* **YOUR TASK**: The records are set out below this line. Return exactly the lines from the one containing "Convert this screenshot" through the last, and exclude the pictures.

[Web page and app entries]
━━━

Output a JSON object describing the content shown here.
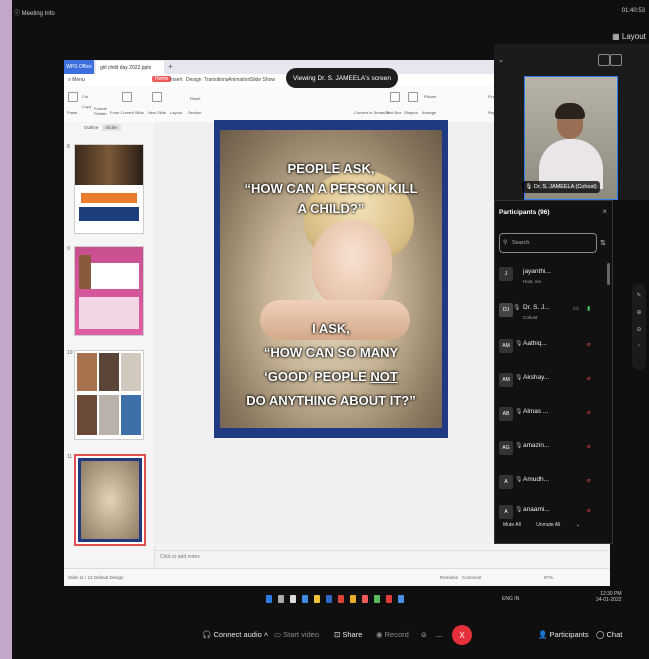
{
  "top": {
    "meeting_info": "Meeting Info",
    "clock": "01:40:53",
    "layout_label": "Layout"
  },
  "banner": {
    "viewing": "Viewing Dr. S. JAMEELA's screen"
  },
  "office": {
    "tab_office": "WPS Office",
    "tab_file": "girl child day 2022.pptx",
    "tab_plus": "+",
    "menu": [
      "≡ Menu",
      "Home",
      "Insert",
      "Design",
      "Transitions",
      "Animation",
      "Slide Show"
    ],
    "ribbon_labels": [
      "Paste",
      "Cut",
      "Copy",
      "Format Painter",
      "From Current Slide",
      "New Slide",
      "Layout",
      "Section",
      "Reset",
      "Convert to SmartArt",
      "Text Box",
      "Shapes",
      "Picture",
      "Arrange",
      "Find",
      "Replace"
    ],
    "panel_tabs": [
      "Outline",
      "Slides"
    ],
    "slide_numbers": [
      "8",
      "9",
      "10",
      "11"
    ],
    "add_slide": "+",
    "notes_placeholder": "Click to add notes",
    "status_left": "Slide 11 / 12",
    "status_design": "Default Design",
    "status_right": [
      "Remarks",
      "Comment",
      "87%"
    ]
  },
  "slide": {
    "line1": "PEOPLE ASK,",
    "line2": "“HOW CAN A PERSON KILL",
    "line3": "A CHILD?”",
    "line4": "I ASK,",
    "line5": "“HOW CAN SO MANY",
    "line6a": "‘GOOD’ PEOPLE ",
    "line6b": "NOT",
    "line7": "DO ANYTHING ABOUT IT?”"
  },
  "video": {
    "name": "Dr. S. JAMEELA (Cohost)"
  },
  "participants": {
    "title": "Participants (96)",
    "search_placeholder": "Search",
    "list": [
      {
        "initials": "J",
        "name": "jayanthi...",
        "sub": "Host, me"
      },
      {
        "initials": "DJ",
        "name": "Dr. S. J...",
        "sub": "Cohost"
      },
      {
        "initials": "AM",
        "name": "Aathiq...",
        "sub": ""
      },
      {
        "initials": "AM",
        "name": "Akshay...",
        "sub": ""
      },
      {
        "initials": "AB",
        "name": "Almas ...",
        "sub": ""
      },
      {
        "initials": "AG",
        "name": "amazin...",
        "sub": ""
      },
      {
        "initials": "A",
        "name": "Amudh...",
        "sub": ""
      },
      {
        "initials": "A",
        "name": "anaami...",
        "sub": ""
      }
    ],
    "mute_all": "Mute All",
    "unmute_all": "Unmute All"
  },
  "taskbar": {
    "tray_text": "ENG IN",
    "time": "12:30 PM",
    "date": "24-01-2022"
  },
  "controls": {
    "connect_audio": "Connect audio",
    "start_video": "Start video",
    "share": "Share",
    "record": "Record",
    "more": "...",
    "leave": "X",
    "participants": "Participants",
    "chat": "Chat"
  }
}
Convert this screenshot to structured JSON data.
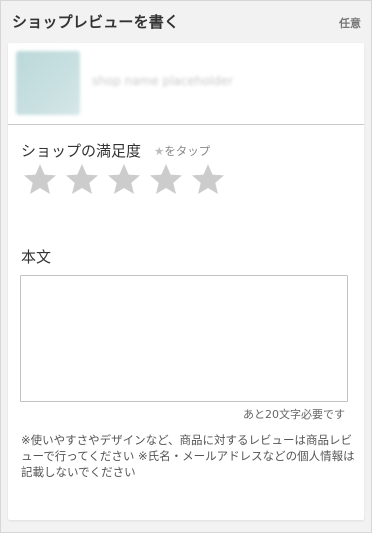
{
  "header": {
    "title": "ショップレビューを書く",
    "optional_label": "任意"
  },
  "shop": {
    "name": "shop name placeholder"
  },
  "rating": {
    "title": "ショップの満足度",
    "hint_star": "★",
    "hint_text": "をタップ",
    "max_stars": 5,
    "selected": 0,
    "star_color": "#cccccc"
  },
  "body": {
    "label": "本文",
    "value": "",
    "char_count_text": "あと20文字必要です"
  },
  "note": "※使いやすさやデザインなど、商品に対するレビューは商品レビューで行ってください ※氏名・メールアドレスなどの個人情報は記載しないでください"
}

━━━

* **SOLUTION TO THE EXERCISE**:
Convert this screenshot to structured JSON data.
{
  "header": {
    "title": "ショップレビューを書く",
    "optional_label": "任意"
  },
  "shop": {
    "name": "shop name placeholder"
  },
  "rating": {
    "title": "ショップの満足度",
    "hint_star": "★",
    "hint_text": "をタップ",
    "max_stars": 5,
    "selected": 0,
    "star_color": "#cccccc"
  },
  "body": {
    "label": "本文",
    "value": "",
    "char_count_text": "あと20文字必要です"
  },
  "note": "※使いやすさやデザインなど、商品に対するレビューは商品レビューで行ってください ※氏名・メールアドレスなどの個人情報は記載しないでください"
}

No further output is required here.